At its launch, Huawei touted the gaming prowess of the Mate 20 X, thanks to its large screen, powerful processor and loud Dolby Atmos-powered speakers.

Less prominent, but just as important, is its graphene-based vapour chamber cooling system. When playing games such as PUBG Mobile, the Mate 20 X felt only slightly warm on the outside.

Bundled with the phone is the M-Pen stylus, which supports 4,096 levels of pressure sensitivity. I did not manage to test the stylus as it wasn't included with the review unit. Take note that the stylus cannot be stowed inside the phone.

The Mate 20 X is not quite perfect though. It lacks a notification LED, which means I have to unlock the phone to check for notifications. The vibration for the haptic feedback system for taps and other touches is not as refined or as tight as in some other phones.

But these are quibbles on what is a very good smartphone. Given a choice, I would probably pick it over the Mate 20 Pro.

•Verdict: Big is beautiful with the Mate 20 X. Its mix of features and performance is just right, though its size is not for everyone.

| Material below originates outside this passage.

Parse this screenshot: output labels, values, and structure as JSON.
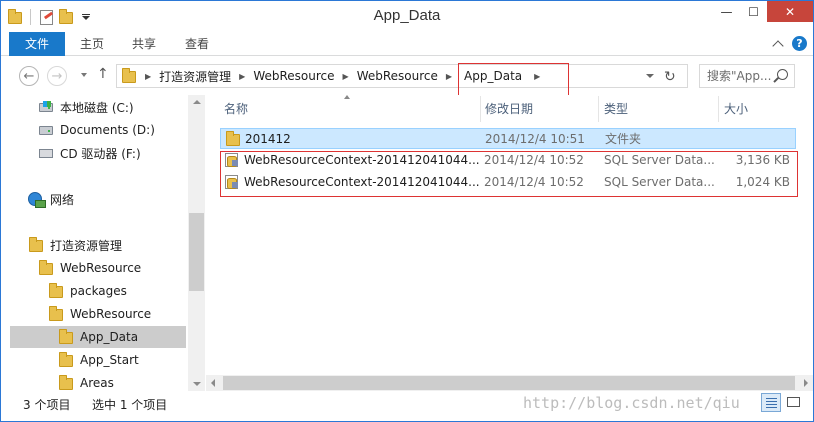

A version of this article appeared in the print edition of The Straits Times on December 12, 2018, with the headline 'Big is beautiful'. Print Edition | Subscribe